▶ _Data under study_
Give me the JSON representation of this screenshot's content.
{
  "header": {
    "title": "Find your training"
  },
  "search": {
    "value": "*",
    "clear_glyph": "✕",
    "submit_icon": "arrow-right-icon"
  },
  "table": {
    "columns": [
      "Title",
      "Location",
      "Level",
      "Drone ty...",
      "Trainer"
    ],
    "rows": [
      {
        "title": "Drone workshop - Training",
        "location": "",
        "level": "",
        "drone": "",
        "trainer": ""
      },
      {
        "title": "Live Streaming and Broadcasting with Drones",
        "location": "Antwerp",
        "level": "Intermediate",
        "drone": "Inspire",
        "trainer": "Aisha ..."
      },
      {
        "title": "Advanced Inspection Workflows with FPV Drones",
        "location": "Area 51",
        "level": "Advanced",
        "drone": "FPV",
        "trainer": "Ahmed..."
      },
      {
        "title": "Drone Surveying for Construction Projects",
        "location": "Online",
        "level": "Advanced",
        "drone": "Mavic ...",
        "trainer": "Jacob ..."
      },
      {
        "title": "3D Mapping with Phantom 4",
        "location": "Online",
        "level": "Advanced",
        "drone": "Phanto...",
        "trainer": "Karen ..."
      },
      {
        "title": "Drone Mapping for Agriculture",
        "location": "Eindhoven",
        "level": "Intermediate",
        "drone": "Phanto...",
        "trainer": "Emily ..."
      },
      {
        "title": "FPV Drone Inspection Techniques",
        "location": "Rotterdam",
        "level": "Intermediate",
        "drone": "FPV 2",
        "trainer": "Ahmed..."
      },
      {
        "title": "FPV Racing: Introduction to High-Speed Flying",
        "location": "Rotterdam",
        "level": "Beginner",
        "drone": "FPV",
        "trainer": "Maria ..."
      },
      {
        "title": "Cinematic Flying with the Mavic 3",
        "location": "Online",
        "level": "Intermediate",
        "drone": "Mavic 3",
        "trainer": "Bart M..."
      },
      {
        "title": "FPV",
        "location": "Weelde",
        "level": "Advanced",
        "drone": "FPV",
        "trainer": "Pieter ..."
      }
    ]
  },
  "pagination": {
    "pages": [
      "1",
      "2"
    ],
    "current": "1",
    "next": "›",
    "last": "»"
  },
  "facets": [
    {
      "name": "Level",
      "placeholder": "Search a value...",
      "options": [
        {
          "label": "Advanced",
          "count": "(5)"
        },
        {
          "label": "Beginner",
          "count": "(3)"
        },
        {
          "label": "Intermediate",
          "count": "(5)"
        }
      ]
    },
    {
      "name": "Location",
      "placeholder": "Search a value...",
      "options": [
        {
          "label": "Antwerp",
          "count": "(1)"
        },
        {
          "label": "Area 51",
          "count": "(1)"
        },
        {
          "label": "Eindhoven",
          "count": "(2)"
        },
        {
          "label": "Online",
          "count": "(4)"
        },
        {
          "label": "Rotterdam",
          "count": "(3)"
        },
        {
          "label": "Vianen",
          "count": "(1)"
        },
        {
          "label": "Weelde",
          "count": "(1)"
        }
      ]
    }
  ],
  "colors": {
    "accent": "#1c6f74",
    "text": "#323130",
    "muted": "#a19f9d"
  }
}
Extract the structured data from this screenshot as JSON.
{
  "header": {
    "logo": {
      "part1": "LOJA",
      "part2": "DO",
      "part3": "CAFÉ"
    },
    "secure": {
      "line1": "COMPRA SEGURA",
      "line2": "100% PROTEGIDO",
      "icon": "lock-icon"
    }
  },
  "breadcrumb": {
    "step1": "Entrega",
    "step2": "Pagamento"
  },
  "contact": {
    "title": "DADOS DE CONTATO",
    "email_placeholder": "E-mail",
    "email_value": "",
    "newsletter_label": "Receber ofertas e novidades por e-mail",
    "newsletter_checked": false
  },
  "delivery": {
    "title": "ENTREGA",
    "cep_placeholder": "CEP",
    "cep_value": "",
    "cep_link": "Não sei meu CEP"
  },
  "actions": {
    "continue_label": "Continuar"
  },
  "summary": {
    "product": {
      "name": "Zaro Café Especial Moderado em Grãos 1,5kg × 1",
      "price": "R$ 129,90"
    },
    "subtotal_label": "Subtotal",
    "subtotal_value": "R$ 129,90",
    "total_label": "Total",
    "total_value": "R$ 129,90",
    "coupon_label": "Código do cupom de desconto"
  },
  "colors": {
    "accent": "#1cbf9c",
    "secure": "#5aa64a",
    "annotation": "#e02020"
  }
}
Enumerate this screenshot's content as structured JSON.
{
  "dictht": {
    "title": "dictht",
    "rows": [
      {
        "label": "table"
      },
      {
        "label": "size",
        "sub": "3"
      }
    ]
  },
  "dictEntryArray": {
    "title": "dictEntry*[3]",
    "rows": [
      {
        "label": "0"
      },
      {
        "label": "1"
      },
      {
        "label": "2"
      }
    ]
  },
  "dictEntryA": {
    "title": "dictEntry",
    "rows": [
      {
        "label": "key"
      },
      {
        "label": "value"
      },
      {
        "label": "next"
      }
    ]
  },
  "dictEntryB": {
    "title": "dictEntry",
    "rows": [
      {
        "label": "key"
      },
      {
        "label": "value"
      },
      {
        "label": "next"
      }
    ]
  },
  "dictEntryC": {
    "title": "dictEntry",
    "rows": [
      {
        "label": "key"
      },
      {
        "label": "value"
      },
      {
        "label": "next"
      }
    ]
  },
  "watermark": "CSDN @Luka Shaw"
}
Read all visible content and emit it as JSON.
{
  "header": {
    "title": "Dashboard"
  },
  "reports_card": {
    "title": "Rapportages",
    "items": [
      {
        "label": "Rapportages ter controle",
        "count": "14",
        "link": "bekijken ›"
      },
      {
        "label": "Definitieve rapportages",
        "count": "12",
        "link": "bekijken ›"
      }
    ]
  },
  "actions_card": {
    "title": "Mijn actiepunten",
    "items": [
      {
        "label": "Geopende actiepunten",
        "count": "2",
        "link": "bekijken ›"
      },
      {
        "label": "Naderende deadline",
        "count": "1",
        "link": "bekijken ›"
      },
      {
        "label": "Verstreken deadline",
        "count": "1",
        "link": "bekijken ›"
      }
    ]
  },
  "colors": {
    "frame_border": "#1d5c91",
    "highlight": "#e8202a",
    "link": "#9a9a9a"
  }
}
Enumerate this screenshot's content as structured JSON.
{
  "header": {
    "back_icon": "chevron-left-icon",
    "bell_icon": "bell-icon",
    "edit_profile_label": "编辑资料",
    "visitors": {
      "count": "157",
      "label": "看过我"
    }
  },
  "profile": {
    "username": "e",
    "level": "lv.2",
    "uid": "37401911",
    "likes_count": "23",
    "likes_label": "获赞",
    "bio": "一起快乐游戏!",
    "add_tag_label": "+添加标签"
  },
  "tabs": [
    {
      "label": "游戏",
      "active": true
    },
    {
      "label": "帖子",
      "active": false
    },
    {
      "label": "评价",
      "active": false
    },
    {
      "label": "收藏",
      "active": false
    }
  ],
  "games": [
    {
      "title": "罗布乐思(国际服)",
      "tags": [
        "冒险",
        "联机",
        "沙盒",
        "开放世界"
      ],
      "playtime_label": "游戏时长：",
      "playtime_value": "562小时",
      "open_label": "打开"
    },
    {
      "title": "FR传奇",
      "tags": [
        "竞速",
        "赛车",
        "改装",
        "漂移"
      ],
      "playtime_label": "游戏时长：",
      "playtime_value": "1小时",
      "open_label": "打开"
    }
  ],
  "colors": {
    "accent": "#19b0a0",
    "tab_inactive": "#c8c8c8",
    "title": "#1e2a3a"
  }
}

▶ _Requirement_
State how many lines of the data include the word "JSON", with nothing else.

▶ _Your solution_
5